After the 1986 Chernobyl disaster, thousands of cases of thyroid cancer were reported in children and adolescents who were exposed at the time of the accident. More cases are expected.
In Japan Saturday, radiation leaked from a damaged nuclear reactor after an explosion blew the roof off in the wake of the massive earthquake, but the government insisted that radiation levels were low.
Japan’s Jiji news agency later said three workers suffered radiation exposure near the Fukushima nuclear plant.
The International Atomic Energy Agency (IAEA), the U.N. nuclear body, said Japanese authorities had informed it of the explosion and that they were “assessing the condition of the reactor core.”
Japan expanded the evacuation zone around the plant, Fukushima Daiichi, and also that of the nearby Fukushima Daini nuclear power plant.
“The authorities also say they are making preparations to distribute iodine to residents in the area of both the plants,” the IAEA said in a statement.
“The IAEA has reiterated its offer of technical assistance to Japan, should the government request this,” it said.
– US Nuclear Experts Worry About Possible Japan Reactor Meltdown (Voice of America)
‘There is a possibility, we see the possibility of a meltdown,’ an official with Japan’s nuclear agency says in an interview with CNN, adding that he is basing this on radioactivity measurements near the plant Saturday night. But the Japanese ambassasdor to the U.S. tells CNN that there’s no evidence of a meltdown.
A meltdown may be occurring at one of the reactors at an earthquake-damaged nuclear power plant in northeast Japan, a government official told CNN Sunday morning Japan time.
“There is a possibility, we see the possibility of a meltdown,” said Toshihiro Bannai, director of the international affairs office of Japan’s Nuclear and Industrial Safety, in a telephone interview with CNN from the agency’s Tokyo headquarters. “At this point, we have still not confirmed that there is an actual meltdown, but there is a possibility.”
Bannai said engineers have been unable to get close enough to the reactor’s core to know what’s going on, and that he based his conclusion on radioactive cesium and iodine measured in the air near the plant Saturday night.
“What we have seen is only the slight indication from a monitoring post of cesium and iodine,” he told CNN. Plant officials have since injected seawater and boron into the plant in an effort to cool its nuclear fuel.

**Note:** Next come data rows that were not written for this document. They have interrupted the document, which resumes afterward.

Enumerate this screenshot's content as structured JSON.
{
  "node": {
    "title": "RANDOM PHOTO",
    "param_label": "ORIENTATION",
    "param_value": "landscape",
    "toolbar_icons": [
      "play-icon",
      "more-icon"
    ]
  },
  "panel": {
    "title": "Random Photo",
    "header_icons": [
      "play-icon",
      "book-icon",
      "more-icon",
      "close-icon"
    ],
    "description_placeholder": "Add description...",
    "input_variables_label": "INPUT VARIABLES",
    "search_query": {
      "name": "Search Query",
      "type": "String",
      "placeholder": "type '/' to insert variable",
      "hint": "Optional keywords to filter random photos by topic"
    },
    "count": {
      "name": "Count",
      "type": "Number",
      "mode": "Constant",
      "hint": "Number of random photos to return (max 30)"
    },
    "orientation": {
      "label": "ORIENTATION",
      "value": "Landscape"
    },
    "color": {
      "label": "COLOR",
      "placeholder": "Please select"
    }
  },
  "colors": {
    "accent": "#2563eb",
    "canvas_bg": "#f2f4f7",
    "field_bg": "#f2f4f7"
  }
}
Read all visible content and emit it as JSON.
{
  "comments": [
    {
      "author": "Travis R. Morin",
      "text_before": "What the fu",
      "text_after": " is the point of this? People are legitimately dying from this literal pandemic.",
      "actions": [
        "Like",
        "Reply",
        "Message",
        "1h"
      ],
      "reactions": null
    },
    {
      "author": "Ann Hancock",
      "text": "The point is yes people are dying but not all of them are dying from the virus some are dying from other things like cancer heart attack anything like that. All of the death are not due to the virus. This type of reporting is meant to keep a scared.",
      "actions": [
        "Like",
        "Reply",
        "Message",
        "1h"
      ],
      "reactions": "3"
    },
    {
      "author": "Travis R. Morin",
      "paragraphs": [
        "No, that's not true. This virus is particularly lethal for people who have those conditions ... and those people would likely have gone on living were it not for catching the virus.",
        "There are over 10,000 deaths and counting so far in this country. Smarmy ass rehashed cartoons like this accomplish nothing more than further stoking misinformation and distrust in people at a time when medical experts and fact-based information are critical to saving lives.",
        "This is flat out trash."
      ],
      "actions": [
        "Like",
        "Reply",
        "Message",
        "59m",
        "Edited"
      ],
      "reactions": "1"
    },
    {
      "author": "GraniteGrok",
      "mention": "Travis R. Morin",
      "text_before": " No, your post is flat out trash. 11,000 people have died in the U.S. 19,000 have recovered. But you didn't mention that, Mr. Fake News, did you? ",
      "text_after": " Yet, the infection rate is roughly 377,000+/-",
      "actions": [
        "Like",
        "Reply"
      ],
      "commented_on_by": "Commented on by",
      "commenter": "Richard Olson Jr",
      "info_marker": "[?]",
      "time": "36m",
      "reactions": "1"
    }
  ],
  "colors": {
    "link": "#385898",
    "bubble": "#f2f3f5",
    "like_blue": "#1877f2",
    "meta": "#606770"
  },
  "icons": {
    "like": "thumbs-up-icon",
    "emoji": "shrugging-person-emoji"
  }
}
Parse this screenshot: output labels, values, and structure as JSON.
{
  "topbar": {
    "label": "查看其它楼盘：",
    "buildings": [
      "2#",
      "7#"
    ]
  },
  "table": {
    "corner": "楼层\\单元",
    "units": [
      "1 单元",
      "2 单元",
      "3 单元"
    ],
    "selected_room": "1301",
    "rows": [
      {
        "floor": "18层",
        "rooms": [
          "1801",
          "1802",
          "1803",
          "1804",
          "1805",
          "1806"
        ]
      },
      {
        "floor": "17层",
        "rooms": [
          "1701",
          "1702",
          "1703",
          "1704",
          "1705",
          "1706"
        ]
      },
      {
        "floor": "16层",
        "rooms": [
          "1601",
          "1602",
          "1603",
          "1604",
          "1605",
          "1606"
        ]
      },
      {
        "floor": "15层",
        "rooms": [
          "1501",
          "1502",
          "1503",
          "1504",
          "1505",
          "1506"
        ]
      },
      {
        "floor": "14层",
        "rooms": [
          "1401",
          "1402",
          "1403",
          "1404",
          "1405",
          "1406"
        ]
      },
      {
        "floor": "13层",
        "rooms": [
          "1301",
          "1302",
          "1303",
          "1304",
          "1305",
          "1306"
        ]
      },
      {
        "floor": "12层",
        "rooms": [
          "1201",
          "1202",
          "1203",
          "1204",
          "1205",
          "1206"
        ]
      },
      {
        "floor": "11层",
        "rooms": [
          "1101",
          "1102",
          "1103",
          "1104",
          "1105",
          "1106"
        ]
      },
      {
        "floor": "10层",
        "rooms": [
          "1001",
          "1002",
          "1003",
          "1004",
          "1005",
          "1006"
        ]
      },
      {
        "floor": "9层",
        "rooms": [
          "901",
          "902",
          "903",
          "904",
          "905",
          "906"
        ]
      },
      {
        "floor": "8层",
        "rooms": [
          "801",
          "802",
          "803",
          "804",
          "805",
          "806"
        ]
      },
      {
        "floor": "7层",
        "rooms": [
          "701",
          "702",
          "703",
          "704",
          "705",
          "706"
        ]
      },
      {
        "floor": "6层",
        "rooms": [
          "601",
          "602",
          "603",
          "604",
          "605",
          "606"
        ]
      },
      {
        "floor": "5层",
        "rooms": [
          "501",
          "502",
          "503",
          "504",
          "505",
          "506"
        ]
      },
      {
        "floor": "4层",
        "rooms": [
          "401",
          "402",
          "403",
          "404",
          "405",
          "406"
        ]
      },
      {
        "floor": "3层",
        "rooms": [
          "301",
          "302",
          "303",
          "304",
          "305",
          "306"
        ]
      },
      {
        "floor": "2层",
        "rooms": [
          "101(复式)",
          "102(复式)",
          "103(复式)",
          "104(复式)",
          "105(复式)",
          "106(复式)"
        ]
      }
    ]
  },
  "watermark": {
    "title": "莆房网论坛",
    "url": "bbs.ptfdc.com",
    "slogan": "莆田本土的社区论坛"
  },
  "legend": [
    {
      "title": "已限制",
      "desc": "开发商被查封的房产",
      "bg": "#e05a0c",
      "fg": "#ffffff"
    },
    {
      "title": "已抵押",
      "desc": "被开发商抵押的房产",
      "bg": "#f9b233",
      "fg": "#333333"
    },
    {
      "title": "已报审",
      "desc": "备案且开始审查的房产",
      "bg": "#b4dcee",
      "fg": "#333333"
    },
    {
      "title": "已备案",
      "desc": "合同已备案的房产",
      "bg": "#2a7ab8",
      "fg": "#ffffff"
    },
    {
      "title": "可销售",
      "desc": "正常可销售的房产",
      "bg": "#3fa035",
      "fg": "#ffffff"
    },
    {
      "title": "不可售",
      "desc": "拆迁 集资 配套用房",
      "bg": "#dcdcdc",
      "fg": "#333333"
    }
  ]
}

“We have some confidence, to some extent, to make the situation to be stable status,” Bannai said on CNN. “We actually have very good confidence that we will resolve this.”
But Japan’s ambassador to the United States insisted there was no evidence of a nuclear meltdown at the plant.
“There was a concern about this reactor. We have confirmed that there was a blowup but it was not a blowup of reactor nor container. It was a blowup of the outer building so there was no leakage of the radioactive material,” Ambassador Ichiro Fujisaki told CNN’s Wolf Blitzer.
“We are now trying to cope with the situation by putting saltwater into the reactor,” he said. “There are some other issues with other reactors as well, which need also injection of water or taking out vapor because of increasing pressure into the container and we are now working on it.”
When asked if there may be a nuclear meltdown, Fujisaki told Blitzer, “We do not see any evidence of that at this time.”
The Fire and Disaster Management Agency announced Sunday that 15 patients and an ambulance were exposed to radiation at a hospital within seven miles of the plant, Kyodo News Agency reported.
A state of emergency has been declared for the reactor and two of the other five reactors at the same complex, he said, and three are in a safe, shut-down state.
“The other two still have some cooling systems, but not enough capacity,” he said.
News of the possible meltdown came as rescue efforts resumed Sunday morning in areas devastated by the magnitude 8.9 quake and subsequent tsunami.
While the official death toll from Japan’s National Police Agency was 686, the actual toll is likely higher, with Japanese public broadcaster NHK reporting more than 900 dead.
By Molly Hennessy-Fiske Los Angeles Times Staff Writer
March 12, 2011, 3:52 p.m.
Source: The Los Angeles Times